++++ SUPPLIED DATA ++++

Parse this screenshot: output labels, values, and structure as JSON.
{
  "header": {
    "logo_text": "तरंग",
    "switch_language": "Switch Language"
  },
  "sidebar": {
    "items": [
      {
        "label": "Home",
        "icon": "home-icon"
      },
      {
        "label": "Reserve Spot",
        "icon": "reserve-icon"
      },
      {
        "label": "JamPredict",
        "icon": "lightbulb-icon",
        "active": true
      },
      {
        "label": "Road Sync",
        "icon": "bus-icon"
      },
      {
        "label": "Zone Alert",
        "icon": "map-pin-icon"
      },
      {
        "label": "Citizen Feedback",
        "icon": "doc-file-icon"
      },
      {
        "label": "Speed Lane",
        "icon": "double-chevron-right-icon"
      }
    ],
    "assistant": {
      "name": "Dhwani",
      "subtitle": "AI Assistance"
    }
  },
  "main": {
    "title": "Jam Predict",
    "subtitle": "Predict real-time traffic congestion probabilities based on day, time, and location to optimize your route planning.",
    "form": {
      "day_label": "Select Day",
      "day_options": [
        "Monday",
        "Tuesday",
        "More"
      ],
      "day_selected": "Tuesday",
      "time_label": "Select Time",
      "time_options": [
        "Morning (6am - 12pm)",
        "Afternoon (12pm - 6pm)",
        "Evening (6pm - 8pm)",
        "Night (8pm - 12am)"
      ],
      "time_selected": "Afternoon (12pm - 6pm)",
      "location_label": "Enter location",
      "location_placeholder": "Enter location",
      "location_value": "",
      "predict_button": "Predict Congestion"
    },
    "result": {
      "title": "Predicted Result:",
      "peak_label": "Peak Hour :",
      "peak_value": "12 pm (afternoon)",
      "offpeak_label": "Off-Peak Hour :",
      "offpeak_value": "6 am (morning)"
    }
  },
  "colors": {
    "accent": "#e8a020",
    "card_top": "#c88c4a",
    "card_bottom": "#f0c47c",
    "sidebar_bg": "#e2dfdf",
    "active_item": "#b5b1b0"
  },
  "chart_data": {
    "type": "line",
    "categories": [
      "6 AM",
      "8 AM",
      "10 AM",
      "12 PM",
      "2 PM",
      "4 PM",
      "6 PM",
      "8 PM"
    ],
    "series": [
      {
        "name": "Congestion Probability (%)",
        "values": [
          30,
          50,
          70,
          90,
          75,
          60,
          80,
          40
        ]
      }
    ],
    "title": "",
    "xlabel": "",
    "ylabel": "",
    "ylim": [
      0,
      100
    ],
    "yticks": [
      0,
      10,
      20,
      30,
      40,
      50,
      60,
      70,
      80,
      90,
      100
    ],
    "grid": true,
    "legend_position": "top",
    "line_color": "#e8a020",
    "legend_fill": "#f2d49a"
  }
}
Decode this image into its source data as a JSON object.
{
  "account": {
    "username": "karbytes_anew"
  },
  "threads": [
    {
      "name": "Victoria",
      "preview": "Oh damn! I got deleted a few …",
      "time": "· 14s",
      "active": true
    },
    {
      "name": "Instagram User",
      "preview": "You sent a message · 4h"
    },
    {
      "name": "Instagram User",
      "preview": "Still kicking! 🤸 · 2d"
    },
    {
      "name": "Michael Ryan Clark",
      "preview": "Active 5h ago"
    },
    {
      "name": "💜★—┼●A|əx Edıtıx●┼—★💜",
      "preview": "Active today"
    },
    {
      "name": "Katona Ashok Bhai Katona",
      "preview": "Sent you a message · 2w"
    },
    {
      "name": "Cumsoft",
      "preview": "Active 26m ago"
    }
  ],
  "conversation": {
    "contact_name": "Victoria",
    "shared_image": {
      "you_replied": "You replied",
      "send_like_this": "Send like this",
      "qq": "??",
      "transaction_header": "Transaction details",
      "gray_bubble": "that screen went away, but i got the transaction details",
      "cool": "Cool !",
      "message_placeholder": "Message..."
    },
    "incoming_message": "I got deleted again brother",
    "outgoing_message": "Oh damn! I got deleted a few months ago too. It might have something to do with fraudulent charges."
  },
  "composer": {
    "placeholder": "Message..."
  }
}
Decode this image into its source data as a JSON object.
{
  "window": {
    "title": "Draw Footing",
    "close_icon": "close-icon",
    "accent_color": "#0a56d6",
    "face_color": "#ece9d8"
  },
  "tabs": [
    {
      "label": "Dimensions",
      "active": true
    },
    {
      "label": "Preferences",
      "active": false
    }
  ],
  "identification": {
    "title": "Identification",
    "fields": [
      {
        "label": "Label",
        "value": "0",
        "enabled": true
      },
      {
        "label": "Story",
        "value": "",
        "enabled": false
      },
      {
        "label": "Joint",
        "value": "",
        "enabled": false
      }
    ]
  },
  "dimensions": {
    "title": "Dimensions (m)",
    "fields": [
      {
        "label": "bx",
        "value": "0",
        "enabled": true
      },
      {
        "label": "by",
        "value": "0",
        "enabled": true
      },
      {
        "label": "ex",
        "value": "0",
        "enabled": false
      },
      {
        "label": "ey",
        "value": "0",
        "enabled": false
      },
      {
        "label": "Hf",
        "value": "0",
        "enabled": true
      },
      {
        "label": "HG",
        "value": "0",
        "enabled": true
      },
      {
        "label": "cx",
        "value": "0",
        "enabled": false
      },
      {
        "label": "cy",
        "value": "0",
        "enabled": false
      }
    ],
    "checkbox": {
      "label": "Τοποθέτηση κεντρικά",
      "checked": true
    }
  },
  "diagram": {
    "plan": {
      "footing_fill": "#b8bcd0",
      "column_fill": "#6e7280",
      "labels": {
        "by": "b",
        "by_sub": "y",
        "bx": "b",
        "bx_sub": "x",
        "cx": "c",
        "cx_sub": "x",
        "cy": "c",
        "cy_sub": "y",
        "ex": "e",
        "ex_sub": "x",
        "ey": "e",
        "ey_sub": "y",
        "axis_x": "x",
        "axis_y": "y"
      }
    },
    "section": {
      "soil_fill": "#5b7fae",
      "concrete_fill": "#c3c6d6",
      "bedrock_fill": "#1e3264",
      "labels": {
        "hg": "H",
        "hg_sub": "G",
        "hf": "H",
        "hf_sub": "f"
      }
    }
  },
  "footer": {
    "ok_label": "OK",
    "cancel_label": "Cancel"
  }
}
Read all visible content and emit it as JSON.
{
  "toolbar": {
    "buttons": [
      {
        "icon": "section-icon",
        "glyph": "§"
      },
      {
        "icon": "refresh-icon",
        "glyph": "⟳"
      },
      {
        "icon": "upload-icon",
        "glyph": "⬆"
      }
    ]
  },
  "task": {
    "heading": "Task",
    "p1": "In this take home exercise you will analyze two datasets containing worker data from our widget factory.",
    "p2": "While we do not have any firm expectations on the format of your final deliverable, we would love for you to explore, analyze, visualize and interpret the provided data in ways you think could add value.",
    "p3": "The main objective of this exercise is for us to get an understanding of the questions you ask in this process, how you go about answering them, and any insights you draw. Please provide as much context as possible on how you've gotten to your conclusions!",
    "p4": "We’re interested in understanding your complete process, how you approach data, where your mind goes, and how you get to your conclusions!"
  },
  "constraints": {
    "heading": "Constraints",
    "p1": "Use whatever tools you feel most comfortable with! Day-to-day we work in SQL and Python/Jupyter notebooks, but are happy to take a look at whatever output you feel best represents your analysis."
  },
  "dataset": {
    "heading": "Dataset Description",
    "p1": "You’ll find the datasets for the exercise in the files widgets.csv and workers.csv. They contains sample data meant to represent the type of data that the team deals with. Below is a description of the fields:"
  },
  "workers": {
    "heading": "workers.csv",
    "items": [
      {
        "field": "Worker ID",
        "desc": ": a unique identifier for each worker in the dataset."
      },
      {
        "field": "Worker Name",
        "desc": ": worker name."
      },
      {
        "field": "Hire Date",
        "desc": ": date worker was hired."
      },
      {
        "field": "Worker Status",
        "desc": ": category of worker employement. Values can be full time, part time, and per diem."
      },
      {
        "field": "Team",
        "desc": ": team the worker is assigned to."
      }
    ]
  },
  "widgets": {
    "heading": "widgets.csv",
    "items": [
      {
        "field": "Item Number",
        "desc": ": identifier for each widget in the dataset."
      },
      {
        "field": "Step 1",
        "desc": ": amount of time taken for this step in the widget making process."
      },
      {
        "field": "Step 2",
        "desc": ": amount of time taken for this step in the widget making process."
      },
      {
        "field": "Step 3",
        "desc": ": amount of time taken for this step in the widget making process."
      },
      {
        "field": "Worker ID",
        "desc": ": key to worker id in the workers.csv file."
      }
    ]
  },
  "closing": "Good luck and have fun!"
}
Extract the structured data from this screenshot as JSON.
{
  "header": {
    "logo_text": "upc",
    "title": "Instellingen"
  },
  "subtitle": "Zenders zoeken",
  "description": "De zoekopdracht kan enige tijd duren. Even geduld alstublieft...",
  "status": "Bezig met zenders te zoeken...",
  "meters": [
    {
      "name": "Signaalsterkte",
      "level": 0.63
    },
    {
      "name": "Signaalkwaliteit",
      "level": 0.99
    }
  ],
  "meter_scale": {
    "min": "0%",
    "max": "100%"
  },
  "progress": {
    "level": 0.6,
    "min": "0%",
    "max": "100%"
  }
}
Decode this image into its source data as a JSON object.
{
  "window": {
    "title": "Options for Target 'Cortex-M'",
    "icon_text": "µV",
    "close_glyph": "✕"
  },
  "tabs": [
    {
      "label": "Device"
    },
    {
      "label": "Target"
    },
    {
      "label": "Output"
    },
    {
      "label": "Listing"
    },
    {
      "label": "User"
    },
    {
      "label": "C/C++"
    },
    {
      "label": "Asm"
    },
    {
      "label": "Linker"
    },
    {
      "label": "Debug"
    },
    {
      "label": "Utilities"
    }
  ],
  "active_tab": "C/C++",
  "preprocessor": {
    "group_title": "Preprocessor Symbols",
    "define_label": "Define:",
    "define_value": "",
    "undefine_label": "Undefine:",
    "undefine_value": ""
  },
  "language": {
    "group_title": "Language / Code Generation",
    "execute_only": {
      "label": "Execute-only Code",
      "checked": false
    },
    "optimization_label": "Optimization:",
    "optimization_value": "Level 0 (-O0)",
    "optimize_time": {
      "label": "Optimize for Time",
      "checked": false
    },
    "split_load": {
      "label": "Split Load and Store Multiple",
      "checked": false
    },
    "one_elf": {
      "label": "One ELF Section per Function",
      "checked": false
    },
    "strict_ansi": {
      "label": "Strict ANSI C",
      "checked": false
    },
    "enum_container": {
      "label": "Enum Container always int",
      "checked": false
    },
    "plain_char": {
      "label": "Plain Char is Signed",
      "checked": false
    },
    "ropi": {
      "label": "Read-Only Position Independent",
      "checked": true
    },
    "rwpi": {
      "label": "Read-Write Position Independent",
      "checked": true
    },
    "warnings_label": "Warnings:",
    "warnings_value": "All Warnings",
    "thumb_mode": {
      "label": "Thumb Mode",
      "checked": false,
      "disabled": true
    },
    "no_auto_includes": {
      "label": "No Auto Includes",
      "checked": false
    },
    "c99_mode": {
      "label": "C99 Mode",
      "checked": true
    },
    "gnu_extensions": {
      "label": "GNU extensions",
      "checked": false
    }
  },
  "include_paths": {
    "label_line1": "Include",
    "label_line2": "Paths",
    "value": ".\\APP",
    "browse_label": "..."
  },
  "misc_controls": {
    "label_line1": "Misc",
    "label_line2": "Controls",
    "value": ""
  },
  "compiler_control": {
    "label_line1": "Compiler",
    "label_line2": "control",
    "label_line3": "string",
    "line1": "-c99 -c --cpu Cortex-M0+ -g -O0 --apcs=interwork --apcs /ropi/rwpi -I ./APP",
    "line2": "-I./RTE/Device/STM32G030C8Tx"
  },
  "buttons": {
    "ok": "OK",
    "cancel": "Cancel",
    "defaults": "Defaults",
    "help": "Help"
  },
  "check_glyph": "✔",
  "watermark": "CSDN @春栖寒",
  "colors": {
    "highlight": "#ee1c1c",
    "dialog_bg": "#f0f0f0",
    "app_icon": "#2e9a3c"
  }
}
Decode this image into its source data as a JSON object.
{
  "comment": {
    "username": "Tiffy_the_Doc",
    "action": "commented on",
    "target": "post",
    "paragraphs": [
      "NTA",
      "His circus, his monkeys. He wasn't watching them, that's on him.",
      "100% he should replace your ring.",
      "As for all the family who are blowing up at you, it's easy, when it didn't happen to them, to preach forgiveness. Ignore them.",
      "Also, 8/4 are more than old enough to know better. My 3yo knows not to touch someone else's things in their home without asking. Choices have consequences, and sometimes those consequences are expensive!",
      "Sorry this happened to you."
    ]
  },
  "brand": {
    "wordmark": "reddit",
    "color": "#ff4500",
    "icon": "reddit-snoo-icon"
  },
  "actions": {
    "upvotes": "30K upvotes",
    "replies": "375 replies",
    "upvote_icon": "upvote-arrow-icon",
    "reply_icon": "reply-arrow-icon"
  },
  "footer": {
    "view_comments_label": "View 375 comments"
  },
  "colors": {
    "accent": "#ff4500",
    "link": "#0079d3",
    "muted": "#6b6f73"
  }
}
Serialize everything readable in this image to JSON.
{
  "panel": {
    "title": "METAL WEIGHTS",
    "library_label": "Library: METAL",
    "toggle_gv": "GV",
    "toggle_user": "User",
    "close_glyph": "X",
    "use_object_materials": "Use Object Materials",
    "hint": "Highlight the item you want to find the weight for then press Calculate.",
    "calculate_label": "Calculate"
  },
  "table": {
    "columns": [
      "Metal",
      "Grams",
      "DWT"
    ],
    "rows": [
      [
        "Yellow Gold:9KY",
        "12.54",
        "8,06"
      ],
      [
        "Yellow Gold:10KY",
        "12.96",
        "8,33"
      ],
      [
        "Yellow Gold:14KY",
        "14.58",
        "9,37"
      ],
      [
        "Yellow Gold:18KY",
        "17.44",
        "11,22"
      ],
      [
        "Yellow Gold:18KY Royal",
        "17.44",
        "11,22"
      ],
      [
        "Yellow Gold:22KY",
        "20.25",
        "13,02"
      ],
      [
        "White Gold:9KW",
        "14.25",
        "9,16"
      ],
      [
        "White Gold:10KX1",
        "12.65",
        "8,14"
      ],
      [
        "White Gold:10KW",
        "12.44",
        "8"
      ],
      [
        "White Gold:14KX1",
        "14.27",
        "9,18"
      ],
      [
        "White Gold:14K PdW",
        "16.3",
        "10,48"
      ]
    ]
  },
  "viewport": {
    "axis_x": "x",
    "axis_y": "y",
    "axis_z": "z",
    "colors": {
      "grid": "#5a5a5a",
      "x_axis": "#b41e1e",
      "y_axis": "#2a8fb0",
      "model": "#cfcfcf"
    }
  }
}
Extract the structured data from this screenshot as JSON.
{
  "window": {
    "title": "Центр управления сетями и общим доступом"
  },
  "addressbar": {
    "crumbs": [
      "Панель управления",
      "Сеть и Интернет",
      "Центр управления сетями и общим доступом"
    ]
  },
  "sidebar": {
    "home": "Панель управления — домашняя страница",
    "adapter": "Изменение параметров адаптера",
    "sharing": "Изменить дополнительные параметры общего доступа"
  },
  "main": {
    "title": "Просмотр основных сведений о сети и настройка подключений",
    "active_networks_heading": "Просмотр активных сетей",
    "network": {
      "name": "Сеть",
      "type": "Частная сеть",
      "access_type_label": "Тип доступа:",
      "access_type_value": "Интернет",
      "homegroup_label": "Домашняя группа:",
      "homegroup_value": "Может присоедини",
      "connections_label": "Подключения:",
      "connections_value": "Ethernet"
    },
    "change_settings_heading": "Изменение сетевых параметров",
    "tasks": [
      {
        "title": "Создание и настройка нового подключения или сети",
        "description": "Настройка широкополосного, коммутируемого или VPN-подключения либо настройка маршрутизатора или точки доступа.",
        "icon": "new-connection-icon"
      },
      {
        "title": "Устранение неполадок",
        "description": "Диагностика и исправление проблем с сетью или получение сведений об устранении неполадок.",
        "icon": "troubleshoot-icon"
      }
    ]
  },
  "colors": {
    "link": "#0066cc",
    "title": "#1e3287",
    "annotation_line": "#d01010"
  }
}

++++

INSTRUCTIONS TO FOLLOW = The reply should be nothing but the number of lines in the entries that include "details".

OUTPUT OF THE TASK = 2